» **TASK DIRECTIONS**: The records sit below. Return every line in them that holds the word "true".

(Beginning of DATASET CONTENT)

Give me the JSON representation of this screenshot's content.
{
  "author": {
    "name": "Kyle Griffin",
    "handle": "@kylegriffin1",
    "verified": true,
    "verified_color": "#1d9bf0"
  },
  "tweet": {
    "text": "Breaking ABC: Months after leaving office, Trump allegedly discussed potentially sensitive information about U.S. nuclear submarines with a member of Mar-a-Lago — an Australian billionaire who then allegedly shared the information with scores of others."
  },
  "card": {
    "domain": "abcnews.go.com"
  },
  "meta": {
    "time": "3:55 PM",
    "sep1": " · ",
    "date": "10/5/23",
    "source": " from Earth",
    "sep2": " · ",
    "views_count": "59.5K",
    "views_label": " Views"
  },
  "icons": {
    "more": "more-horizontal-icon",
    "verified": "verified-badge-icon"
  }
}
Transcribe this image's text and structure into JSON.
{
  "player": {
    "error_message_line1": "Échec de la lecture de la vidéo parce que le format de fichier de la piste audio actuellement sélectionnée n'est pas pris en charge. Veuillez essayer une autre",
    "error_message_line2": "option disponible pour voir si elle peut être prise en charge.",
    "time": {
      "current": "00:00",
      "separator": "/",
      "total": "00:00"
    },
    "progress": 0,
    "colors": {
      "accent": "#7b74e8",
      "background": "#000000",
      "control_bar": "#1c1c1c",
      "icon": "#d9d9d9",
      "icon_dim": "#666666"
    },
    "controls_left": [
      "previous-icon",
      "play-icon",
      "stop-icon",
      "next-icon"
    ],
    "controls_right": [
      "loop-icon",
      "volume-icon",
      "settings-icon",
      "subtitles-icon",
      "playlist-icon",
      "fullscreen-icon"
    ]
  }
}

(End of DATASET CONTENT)
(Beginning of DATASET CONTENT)

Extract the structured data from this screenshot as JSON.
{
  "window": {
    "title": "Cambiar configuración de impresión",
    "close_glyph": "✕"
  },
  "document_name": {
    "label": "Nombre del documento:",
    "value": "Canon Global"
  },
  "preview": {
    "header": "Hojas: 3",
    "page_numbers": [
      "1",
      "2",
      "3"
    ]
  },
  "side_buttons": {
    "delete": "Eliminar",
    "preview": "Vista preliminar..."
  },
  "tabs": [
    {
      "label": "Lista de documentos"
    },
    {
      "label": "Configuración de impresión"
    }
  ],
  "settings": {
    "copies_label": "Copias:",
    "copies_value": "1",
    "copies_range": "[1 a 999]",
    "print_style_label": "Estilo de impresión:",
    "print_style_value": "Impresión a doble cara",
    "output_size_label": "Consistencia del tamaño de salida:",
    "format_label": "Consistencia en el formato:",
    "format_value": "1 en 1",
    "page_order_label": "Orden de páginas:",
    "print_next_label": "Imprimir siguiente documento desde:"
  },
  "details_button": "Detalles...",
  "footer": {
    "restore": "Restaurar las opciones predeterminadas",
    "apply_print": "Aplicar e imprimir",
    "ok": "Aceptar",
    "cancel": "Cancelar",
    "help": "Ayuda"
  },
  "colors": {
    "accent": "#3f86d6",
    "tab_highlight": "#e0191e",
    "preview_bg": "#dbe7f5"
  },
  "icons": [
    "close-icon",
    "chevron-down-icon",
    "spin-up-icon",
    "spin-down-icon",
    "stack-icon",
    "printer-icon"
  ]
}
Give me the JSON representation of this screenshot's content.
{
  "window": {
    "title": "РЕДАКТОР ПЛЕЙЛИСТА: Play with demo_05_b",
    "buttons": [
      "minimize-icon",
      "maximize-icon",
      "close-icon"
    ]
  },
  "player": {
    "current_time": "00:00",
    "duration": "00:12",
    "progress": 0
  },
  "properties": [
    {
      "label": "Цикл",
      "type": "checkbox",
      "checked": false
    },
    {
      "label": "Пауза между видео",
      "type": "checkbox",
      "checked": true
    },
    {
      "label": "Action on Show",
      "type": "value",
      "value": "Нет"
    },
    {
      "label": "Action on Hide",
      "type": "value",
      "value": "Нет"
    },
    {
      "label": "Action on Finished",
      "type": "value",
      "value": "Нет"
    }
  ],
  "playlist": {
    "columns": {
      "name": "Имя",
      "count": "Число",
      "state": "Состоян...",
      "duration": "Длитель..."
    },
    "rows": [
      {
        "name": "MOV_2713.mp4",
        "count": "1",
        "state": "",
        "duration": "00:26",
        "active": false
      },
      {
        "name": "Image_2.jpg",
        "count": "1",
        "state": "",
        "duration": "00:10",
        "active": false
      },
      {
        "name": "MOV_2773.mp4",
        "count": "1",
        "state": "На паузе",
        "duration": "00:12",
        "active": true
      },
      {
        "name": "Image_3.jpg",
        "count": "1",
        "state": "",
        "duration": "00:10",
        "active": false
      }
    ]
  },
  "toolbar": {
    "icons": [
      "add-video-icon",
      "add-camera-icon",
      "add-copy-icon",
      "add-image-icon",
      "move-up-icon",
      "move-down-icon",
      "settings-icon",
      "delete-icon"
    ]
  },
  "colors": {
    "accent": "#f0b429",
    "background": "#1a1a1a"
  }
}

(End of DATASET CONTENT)

» **ANSWER TO THIS PROBLEM**:
    "verified": true,
      "checked": true
        "active": true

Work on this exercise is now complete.